Yondr pouches at concerts are not the future

Yondr pouches at concerts are not the future

You wait in line all day, and finally, the doors are opened. You get shoved through the metal detectors, make your way through the bag check and finally, your phone is locked into a small fabric pouch. You sit around and wait for the show to begin, completely contactless from the outside world.

This scenario is becoming a reality now at various occasions due to the Yondr pouch. Schools, courts, hospitals, concerts, and comedy shows everywhere are starting to take advantage of this new piece of technology. When one enters the venue, their phone is taken, put into a small pouch where they are unassessable and locked, and then given back to the user. The pouch remains locked until either the attendee exits the venue or they enter a designated phone area where employees can unlock phones and supervise users.

Locking phones at concerts is one of the worst ideas in regards to safety I have heard in a long time. The idea that locking phones at concerts can solve problems is ridiculous, especially considering the problems that locking phones create.

Personally, why would you want to lock phones away at concerts? I understand it can be frustrating to the performer to look into the audience and just see a sea of screens, but what other damage does a phone really cause?

Honestly, phones do so much for the up and coming artist at events. People take pictures at an event and post them all over the internet giving bands free publicity. Social media plays such a large part in the music scene today and phones at concerts help the upcoming artist grow. People see posts from a live show and can become interested in that band from a simple video.

I do understand phones being in Yondr pouches in court, at comedy shows, or during Broadway shows. Banning phones provide protection for the artist allowing them to profit from their hard work. Relating to protection, phones at concerts provide safety for all concert goers.

This may be dramatic, but truthfully, phones have literally saved lives at concerts. Manchester. Vegas. Paris.

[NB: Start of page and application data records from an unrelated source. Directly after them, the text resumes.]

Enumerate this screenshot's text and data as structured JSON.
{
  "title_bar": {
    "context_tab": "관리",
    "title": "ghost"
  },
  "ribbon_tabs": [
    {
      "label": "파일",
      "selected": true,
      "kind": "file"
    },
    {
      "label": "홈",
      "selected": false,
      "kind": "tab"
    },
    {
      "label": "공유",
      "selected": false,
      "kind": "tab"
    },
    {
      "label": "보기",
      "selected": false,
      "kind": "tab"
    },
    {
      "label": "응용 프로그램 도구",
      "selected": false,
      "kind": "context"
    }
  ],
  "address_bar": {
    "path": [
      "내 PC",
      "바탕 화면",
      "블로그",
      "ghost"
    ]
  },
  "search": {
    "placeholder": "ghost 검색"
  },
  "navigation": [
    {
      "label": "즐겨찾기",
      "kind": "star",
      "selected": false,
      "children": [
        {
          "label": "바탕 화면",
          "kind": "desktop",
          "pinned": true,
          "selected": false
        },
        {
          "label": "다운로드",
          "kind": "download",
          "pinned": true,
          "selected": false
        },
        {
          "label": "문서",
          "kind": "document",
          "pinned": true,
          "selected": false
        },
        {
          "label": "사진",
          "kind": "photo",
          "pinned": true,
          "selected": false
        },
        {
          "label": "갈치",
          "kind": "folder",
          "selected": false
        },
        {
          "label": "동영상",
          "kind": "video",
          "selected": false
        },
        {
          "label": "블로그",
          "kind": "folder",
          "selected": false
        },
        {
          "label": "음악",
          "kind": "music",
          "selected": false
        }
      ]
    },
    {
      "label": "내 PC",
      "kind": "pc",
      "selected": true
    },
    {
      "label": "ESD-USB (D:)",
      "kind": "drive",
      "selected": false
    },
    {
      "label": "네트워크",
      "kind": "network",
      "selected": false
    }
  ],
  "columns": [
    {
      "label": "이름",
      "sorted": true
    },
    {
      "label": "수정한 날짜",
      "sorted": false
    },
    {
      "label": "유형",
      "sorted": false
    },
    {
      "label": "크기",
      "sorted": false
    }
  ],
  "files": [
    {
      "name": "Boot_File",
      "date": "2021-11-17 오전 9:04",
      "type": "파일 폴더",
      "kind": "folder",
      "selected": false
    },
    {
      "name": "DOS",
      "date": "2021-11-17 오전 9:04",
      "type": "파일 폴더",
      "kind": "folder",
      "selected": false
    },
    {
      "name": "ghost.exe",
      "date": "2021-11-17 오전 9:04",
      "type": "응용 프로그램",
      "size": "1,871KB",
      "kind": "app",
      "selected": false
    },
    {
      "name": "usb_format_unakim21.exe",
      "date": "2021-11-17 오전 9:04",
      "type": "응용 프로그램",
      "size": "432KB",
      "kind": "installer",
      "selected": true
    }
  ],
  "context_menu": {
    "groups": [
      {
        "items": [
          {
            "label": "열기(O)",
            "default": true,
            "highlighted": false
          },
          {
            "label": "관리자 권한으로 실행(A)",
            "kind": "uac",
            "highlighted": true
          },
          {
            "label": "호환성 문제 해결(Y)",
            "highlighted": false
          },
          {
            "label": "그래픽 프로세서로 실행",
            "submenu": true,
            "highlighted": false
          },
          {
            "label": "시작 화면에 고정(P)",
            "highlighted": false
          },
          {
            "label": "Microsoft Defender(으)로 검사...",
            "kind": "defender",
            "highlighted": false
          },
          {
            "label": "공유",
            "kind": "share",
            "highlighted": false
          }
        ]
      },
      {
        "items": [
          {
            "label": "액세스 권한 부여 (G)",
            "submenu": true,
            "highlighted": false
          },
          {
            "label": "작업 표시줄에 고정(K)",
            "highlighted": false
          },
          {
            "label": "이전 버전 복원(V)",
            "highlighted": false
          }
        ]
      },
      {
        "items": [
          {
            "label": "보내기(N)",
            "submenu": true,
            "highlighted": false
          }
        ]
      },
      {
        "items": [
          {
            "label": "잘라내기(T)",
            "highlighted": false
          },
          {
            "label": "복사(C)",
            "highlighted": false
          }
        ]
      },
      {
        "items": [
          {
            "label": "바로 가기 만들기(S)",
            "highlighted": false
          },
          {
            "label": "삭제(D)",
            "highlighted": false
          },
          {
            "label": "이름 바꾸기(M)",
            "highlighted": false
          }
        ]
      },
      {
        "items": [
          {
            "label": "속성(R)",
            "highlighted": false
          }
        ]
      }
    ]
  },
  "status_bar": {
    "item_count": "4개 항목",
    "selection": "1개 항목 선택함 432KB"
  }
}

Concerts may appear to be a safe place, but from these tragedies, we’ve learned that quite easily people take advantage of the large crowds to inflict damage. Speaking from experience, my mom gets nervous about me even driving. When I drive somewhere busy or a far distance, she wants to know when I get there to make sure I’m safe. On top of that, my parents rightfully want to know how much later until I’ll be home. If someone were to prevent access to my phones at concerts, my parents would get nervous not knowing if I made it there safe. I would be nervous if I couldn’t contact my parents or emergency services.

A lot can happen at a concert. Concerts have been places of attack, but every day you hear stories about people getting trampled, people having a seizure because of the lights, or someone could be making you feel uncomfortable and unsafe. I’ve been to so many concerts, and I’ve seen all of this happen. By depriving me of my phone during one of these events, I automatically lose that element of security and safety I crave during these stressful times.

Additionally, I’ve lost my friends at concerts a countless number of times. Mosh pits happen, crowds push, and people get separated. I’ve been able to locate my friends easily and quickly because we were allowed to use our phones. Had we not been able to use our phones, who knows what would have happened.

This may be dramatic, but truthfully, phones have literally saved lives at concerts.”

On top that, concerts are just music. Why is the artist so hurt about their live songs being in video form? People who want to take videos at concerts do it to have the memories documented for later. It’s not just about the music, it’s about being able to relive the moment when you watch the videos down the road. If it was just about the music, people would just listen to the albums. People want to remember the magical night of seeing one of their favorite artists live, and they will never have that exact experience again.

Watching concert videos on YouTube doesn’t necessarily discourage fans from buying tickets because each show is different. In the case of Broadway musicals and comedy shows, things are the same every time. Same jokes, same sets, same choreography, same costumes and more. So for those events, I understand the banning of phones. However, I do not see a problem with videotaping a band and showing your friends.

All things considered, I believe that locking phones into little pouches at concerts does more harm than good. It may be easier for the artist to perform, but they must think about the risks in regard to the common audience member. An artist choosing to ban phones makes a selfish decision that puts themselves above the audience member. At certain events, yes I believe Yondr pouches are appropriate and sometimes necessary. But at concerts, I think it’s just an additional unnecessary step for venues and artists to make.